What to produce — Reproduce the entries below in full, word for word.

(Dataset rows for apps and sites)
'''
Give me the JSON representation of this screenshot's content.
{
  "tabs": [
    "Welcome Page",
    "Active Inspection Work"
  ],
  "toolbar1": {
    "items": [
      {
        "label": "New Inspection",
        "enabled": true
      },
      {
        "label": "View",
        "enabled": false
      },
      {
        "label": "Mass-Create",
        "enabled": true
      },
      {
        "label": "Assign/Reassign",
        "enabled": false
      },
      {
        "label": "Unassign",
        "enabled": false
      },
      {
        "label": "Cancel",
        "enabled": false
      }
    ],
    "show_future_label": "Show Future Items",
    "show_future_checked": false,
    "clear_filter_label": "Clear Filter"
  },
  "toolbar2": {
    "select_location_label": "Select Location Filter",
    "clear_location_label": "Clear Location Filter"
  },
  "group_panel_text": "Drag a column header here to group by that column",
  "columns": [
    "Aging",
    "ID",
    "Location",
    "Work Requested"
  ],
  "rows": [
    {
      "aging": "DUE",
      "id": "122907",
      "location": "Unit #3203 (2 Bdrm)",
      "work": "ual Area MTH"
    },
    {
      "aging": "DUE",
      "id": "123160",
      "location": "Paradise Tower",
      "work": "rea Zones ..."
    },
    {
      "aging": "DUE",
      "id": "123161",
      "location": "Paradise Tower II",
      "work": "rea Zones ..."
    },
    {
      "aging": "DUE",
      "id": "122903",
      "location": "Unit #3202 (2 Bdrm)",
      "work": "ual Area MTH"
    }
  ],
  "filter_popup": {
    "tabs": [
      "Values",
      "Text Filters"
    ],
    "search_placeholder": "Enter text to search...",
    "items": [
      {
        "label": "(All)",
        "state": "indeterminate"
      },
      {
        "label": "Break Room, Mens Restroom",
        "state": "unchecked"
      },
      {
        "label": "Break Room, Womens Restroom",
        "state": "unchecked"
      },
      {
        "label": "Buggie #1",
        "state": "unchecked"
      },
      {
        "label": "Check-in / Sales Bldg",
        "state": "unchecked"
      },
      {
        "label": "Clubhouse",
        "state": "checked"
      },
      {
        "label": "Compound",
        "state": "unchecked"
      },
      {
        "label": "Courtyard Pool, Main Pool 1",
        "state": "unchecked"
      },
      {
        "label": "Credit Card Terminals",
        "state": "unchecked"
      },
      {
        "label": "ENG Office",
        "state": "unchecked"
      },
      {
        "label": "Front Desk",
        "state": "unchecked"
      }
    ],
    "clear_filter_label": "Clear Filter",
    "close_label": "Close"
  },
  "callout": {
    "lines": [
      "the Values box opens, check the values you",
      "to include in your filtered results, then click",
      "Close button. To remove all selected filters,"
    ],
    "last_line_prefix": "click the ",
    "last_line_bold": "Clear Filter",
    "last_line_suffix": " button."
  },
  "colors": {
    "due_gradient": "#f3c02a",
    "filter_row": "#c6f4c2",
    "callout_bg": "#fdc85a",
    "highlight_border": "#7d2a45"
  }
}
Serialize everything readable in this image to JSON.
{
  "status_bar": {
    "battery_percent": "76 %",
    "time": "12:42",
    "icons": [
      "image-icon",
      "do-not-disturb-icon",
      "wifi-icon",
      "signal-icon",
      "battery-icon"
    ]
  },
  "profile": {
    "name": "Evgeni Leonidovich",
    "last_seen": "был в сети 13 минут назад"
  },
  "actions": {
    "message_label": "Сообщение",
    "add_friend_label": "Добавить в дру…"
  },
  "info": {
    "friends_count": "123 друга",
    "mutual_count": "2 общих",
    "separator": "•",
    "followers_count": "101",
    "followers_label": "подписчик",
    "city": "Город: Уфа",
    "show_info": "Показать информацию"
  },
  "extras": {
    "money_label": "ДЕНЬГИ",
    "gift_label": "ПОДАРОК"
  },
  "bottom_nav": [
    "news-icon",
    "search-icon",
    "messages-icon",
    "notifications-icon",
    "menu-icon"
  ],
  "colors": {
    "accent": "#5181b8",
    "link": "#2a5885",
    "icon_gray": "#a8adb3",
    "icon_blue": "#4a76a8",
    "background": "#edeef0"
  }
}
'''
Reply —
Give me the JSON representation of this screenshot's content.
{
  "tabs": [
    "Welcome Page",
    "Active Inspection Work"
  ],
  "toolbar1": {
    "items": [
      {
        "label": "New Inspection",
        "enabled": true
      },
      {
        "label": "View",
        "enabled": false
      },
      {
        "label": "Mass-Create",
        "enabled": true
      },
      {
        "label": "Assign/Reassign",
        "enabled": false
      },
      {
        "label": "Unassign",
        "enabled": false
      },
      {
        "label": "Cancel",
        "enabled": false
      }
    ],
    "show_future_label": "Show Future Items",
    "show_future_checked": false,
    "clear_filter_label": "Clear Filter"
  },
  "toolbar2": {
    "select_location_label": "Select Location Filter",
    "clear_location_label": "Clear Location Filter"
  },
  "group_panel_text": "Drag a column header here to group by that column",
  "columns": [
    "Aging",
    "ID",
    "Location",
    "Work Requested"
  ],
  "rows": [
    {
      "aging": "DUE",
      "id": "122907",
      "location": "Unit #3203 (2 Bdrm)",
      "work": "ual Area MTH"
    },
    {
      "aging": "DUE",
      "id": "123160",
      "location": "Paradise Tower",
      "work": "rea Zones ..."
    },
    {
      "aging": "DUE",
      "id": "123161",
      "location": "Paradise Tower II",
      "work": "rea Zones ..."
    },
    {
      "aging": "DUE",
      "id": "122903",
      "location": "Unit #3202 (2 Bdrm)",
      "work": "ual Area MTH"
    }
  ],
  "filter_popup": {
    "tabs": [
      "Values",
      "Text Filters"
    ],
    "search_placeholder": "Enter text to search...",
    "items": [
      {
        "label": "(All)",
        "state": "indeterminate"
      },
      {
        "label": "Break Room, Mens Restroom",
        "state": "unchecked"
      },
      {
        "label": "Break Room, Womens Restroom",
        "state": "unchecked"
      },
      {
        "label": "Buggie #1",
        "state": "unchecked"
      },
      {
        "label": "Check-in / Sales Bldg",
        "state": "unchecked"
      },
      {
        "label": "Clubhouse",
        "state": "checked"
      },
      {
        "label": "Compound",
        "state": "unchecked"
      },
      {
        "label": "Courtyard Pool, Main Pool 1",
        "state": "unchecked"
      },
      {
        "label": "Credit Card Terminals",
        "state": "unchecked"
      },
      {
        "label": "ENG Office",
        "state": "unchecked"
      },
      {
        "label": "Front Desk",
        "state": "unchecked"
      }
    ],
    "clear_filter_label": "Clear Filter",
    "close_label": "Close"
  },
  "callout": {
    "lines": [
      "the Values box opens, check the values you",
      "to include in your filtered results, then click",
      "Close button. To remove all selected filters,"
    ],
    "last_line_prefix": "click the ",
    "last_line_bold": "Clear Filter",
    "last_line_suffix": " button."
  },
  "colors": {
    "due_gradient": "#f3c02a",
    "filter_row": "#c6f4c2",
    "callout_bg": "#fdc85a",
    "highlight_border": "#7d2a45"
  }
}
Serialize everything readable in this image to JSON.
{
  "status_bar": {
    "battery_percent": "76 %",
    "time": "12:42",
    "icons": [
      "image-icon",
      "do-not-disturb-icon",
      "wifi-icon",
      "signal-icon",
      "battery-icon"
    ]
  },
  "profile": {
    "name": "Evgeni Leonidovich",
    "last_seen": "был в сети 13 минут назад"
  },
  "actions": {
    "message_label": "Сообщение",
    "add_friend_label": "Добавить в дру…"
  },
  "info": {
    "friends_count": "123 друга",
    "mutual_count": "2 общих",
    "separator": "•",
    "followers_count": "101",
    "followers_label": "подписчик",
    "city": "Город: Уфа",
    "show_info": "Показать информацию"
  },
  "extras": {
    "money_label": "ДЕНЬГИ",
    "gift_label": "ПОДАРОК"
  },
  "bottom_nav": [
    "news-icon",
    "search-icon",
    "messages-icon",
    "notifications-icon",
    "menu-icon"
  ],
  "colors": {
    "accent": "#5181b8",
    "link": "#2a5885",
    "icon_gray": "#a8adb3",
    "icon_blue": "#4a76a8",
    "background": "#edeef0"
  }
}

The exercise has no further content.